Tetrodotoxin

From Dog

Tetrodotoxins and saxitoxins are naturally found in puffer fish[2], porcupine fish, ocean sunfish, trigger fish, sea slugs, toads, blue-ringed octopus and ribbon worms[3].

This toxin is a potent neurotoxin (LD50 332 μg/kg)[4] with no known antidote.

Tetrodotoxin is produced by commensal bacteria which reside within the gastrointestinal tract of these organism. The toxin is then transferred into the liver and skin of the fish, where it resides[5].

Tetrodotoxin blocks action potentials in nerves by binding to the voltage-gated, fast sodium channels in nerve cell membranes, particularly the brain[6] and heart[7].

Poisoning in dogs is usually associated with consumption of raw puffer fish, sea slugs or other marine fish, or inhalation or skin contact with poisonous toads. It is commonly reported in Japan, Gulf of Mexico and New Zealand[8].

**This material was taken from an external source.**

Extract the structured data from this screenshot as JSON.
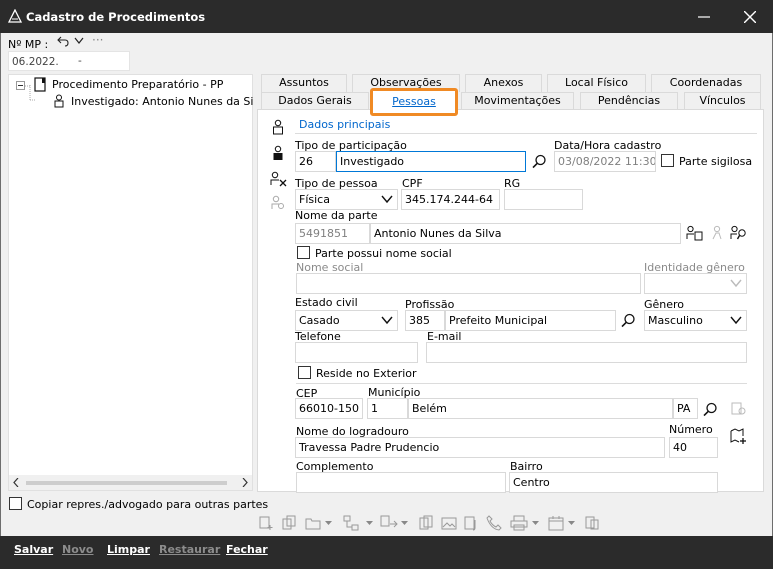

Signs of intoxication are primarily asymptomatic in small doses, but neurological signs can occur within 1 - 3 hours post-ingestion, with symptoms such as paraesthesiae, dyspnea, ataxia, ptyalism and seizures[9] have been reported, associated with a higher mortality rates due to respiatory and cardiac failure[10][11].

Symptoms include tremors, hyperesthesia, muscle fasciculation, seizures, nystagmus and diarrhea.

Diagnosis is based on history of exposure or presence of fish in vomitus. A definitive diagnosis requires chemical testing of vomitus or tissue sample testing taken from postmortem samples.

A differential diagnosis would include ciguatera poisoning.

Treatment involves decontamination and supportive therapy for seizures (e.g. diazepam, phenobarbital), tremors and muscle fasciculation. Severe cases will require induction of general anesthesia with thiopentone and artificial ventilation and aggressive intravenous fluid therapy.

Use of fampridine has shown to improve clinical responses[12].

An experimental monoclonal antibody against tetrodotoxin has been developed with purported efficacy against clinical symptoms in mice[13].

References

  1. Seaslug forum
  2. Tatsuno R et al (2013) RT-PCR- and MALDI-TOF mass spectrometry-based identification and discrimination of isoforms homologous to pufferfish saxitoxin- and tetrodotoxin-binding protein in the plasma of non-toxic cultured pufferfish (Takifugu rubripes). Biosci Biotechnol Biochem 77(1):208-212
  3. Asakawa M et al (2013) Highly toxic ribbon worm Cephalothrix simula containing tetrodotoxin in Hiroshima Bay, Hiroshima Prefecture, Japan. Toxins (Basel) 5(2):376-395
  4. Moczydlowski EG (2013) The molecular mystique of tetrodotoxin. Toxicon 63:165-183
  5. Tatsuno R et al (2013) Change in the transfer profile of orally administered tetrodotoxin to non-toxic cultured pufferfish Takifugu rubripes depending of its development stage. Toxicon 65:76-80
  6. Ghosh A et al (2013) Somatotopic astrocytic activity in the somatosensory cortex. Glia 61(4):601-610
  7. Scornik FS et al (2006) Functional expression of "cardiac-type" Nav1.5 sodium channel in canine intracardiac ganglia. Heart Rhythm 3(7):842-850
  8. McNabb P et al (2010) Detection of tetrodotoxin from the grey side-gilled sea slug - Pleurobranchaea maculata, and associated dog neurotoxicosis on beaches adjacent to the Hauraki Gulf, Auckland, New Zealand. Toxicon 56(3):466-473
  9. Galanopoulou AS (2013) Basic mechanisms of catastrophic epilepsy - Overview from animal models. Brain Dev Jan 10
  10. Trevett AJ et al (1997) Tetrodotoxic poisoning from ingestion of a porcupine fish (Diodon hystrix) in Papua New Guinea: nerve conduction studies. Am J Trop Med Hyg 56(1):30-32
  11. Peacock, RE et al (2012) Aplysia gigantea toxicosis in 72 dogs. AEC, Spring newsletter. pp:1
  12. Olby NJ et al (2009) Pharmacokinetics of 4-aminopyridine derivatives in dogs. J Vet Pharmacol Ther 32(5):485-491
  13. Rivera VR et al (1995) Prophylaxis and treatment with a monoclonal antibody of tetrodotoxin poisoning in mice. Toxicon 33(9):1231-1237